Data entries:
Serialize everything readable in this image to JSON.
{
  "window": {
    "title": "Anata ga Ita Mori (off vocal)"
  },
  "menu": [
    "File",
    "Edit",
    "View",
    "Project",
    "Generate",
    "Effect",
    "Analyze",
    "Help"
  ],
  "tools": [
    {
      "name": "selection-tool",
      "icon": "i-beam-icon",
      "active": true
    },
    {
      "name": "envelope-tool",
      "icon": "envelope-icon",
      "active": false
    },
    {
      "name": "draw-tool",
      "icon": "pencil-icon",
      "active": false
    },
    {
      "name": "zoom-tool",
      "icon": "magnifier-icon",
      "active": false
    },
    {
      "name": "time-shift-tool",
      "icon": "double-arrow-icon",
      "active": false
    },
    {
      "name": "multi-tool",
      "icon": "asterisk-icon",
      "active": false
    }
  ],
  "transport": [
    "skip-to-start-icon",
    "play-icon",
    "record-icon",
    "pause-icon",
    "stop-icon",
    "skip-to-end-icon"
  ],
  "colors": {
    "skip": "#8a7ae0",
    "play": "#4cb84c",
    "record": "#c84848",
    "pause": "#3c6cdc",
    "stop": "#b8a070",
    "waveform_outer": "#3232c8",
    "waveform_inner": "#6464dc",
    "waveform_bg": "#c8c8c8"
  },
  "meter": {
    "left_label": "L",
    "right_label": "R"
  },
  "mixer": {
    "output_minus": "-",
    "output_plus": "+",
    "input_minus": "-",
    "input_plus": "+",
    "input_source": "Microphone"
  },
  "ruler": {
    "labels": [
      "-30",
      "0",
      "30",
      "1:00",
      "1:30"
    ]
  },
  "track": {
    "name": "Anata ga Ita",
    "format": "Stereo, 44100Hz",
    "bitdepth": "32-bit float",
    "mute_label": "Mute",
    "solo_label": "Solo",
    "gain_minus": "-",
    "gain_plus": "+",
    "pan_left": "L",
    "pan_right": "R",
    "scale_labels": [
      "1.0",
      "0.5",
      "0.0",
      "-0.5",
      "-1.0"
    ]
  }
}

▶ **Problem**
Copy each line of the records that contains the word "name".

▶ **Your solution**
      "name": "selection-tool",
      "name": "envelope-tool",
      "name": "draw-tool",
      "name": "zoom-tool",
      "name": "time-shift-tool",
      "name": "multi-tool",
    "name": "Anata ga Ita",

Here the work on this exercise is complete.